Will Trump’s ‘trickle-down’ work? Don’t bet on it.

Have you heard the old saying that goes “Fool me once, shame on you – fool me twice, shame on me?”

Well, it seems like we Americans like to be fooled over and over again without feeling ashamed at all. An example of this is how many of us have embraced the massive tax cuts that President Trump pushed through Congress in 2017.

The rationale for the Trump cuts is based on what many call “trickle-down” economics. The idea is that the cuts will inject more money into the economy and that this boon will trickle down to corporations and then to workers in form of higher profits, more jobs, higher wages and more buying power. In turn, the government would supposedly collect enough tax revenue from the expanded economy to make up for revenue it lost. Trouble is, trickle-down has been a spectacular failure throughout U.S. history.

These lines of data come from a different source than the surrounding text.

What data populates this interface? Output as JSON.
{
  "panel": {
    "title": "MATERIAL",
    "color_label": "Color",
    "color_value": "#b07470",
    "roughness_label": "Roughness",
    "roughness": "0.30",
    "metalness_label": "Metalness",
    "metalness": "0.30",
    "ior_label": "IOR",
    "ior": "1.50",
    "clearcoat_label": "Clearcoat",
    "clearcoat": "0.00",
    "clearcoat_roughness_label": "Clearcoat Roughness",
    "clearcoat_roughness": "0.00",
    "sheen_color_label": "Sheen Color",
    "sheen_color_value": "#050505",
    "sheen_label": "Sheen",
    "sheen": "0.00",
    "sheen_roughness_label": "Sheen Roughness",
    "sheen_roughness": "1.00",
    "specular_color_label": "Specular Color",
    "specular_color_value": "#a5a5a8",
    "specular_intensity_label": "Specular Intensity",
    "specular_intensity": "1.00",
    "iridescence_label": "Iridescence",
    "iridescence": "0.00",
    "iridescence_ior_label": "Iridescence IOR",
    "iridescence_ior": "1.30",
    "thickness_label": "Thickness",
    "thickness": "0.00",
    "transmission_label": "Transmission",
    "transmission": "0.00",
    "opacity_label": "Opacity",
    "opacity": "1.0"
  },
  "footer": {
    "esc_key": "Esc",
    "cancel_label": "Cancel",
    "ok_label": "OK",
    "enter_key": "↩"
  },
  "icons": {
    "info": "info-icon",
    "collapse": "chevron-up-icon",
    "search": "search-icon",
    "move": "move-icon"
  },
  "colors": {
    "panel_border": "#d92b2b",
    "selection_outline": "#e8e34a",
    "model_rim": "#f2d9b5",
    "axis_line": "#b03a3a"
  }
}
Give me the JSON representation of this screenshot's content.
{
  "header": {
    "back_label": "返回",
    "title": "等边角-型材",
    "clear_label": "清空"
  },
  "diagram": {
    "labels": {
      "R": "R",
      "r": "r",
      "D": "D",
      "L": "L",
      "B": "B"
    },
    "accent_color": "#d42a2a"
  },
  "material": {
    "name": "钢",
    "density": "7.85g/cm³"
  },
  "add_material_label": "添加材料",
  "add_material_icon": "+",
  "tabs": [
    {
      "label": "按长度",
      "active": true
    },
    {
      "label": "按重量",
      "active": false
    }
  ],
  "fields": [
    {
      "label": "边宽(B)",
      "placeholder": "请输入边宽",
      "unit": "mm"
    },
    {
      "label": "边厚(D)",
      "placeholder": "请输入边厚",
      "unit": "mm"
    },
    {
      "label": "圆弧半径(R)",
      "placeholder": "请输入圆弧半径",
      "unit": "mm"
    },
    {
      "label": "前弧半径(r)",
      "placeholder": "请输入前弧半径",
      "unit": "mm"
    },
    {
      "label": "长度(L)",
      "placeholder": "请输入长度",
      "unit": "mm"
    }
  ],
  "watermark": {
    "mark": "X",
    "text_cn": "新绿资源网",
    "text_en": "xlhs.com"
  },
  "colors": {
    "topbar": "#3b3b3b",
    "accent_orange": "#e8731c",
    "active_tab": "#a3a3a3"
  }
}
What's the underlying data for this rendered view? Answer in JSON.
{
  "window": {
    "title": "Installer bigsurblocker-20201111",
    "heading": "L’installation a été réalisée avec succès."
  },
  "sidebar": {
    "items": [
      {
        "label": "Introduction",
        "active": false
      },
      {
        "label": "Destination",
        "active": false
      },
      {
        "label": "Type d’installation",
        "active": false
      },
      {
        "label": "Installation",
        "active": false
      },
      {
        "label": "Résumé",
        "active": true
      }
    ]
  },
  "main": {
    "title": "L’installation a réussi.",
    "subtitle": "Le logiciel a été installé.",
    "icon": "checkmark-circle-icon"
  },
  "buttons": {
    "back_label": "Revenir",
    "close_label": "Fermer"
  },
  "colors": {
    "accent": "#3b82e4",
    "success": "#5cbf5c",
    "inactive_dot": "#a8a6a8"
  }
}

For example, in the 1920s, Republican Presidents Warren G. Harding, Calvin Coolidge and Herbert Hoover significantly cut corporate and individual income tax rates. The nation was enjoying a technology and manufacturing boom after World War I that launched the Roaring Twenties, an era of soaring optimism that the boom would continue indefinitely. The use of credit exploded and people began a buying frenzy with money they didn’t have. Unregulated banks and brokers made risky loans to Americans clamoring to speculate in land and stocks and who often invested only a small fraction of their own money and borrowed the rest. The stock market hit record highs as demand for shares skyrocketed, causing share prices to far surpass the value of many companies.

But, as business cycles inevitably do, the economy cooled and fragile consumer confidence plummeted, stock values tanked, borrowers couldn’t repay their loans, banks failed, companies went out of business and the stock market crashed in 1929. It ushered in the Great Depression, a disastrous decade of crushingly high unemployment and economic misery. Clearly, the tax-cutting, anything-for-business stimulation policies of Harding, Coolidge and Hoover, while producing a short term illusion of prosperity and the loyalty of voters, failed miserably.

Ronald Reagan was the next president to try trickle-down. Bruce Bartlett, a key designer of Reagan’s 1981 tax cuts, wrote in a September 2019 article for the Washington Post that trickle-down, in hindsight, doesn’t work. He said “There’s no evidence that a tax cut now would spur growth” and that the 1981 tax cuts “brought [only] about half of that [revenue] back.”

President George W. Bush tried his hand at trickle-down, implemented in 2001. In an April 2017 article in the New York Times, N. Gregory Mankiw, who was chairman of Bush’s President’s Council of Economic Advisors, acknowledged, again in hindsight, that “A reasonable rule of thumb … is that [only] about one-third of the cost of tax cuts is recouped via faster economic growth.”

Far right Republican Sam Brownback was elected governor of Kansas by a wide margin in 2010 after promising voters that deep tax cuts would spur robust economic growth and raise government revenues. His trickle-down experiment was a fiasco. Kansas took in hundreds of millions of dollars less in revenue every year. By 2014, the shortfall was $700 million more than the previous year. Brownback’s once-loyal Republican legislature rebelled and overrode his veto of a bill that reversed many of his tax cuts.

So here we are again with Trump and his minions boasting how their tax cuts have created a trickle-down nirvana. It brings to mind a line from a venerable old folk song that goes “When will we ever learn?”

Good question.

Larry Alan Brown, Alpine

United Utah Party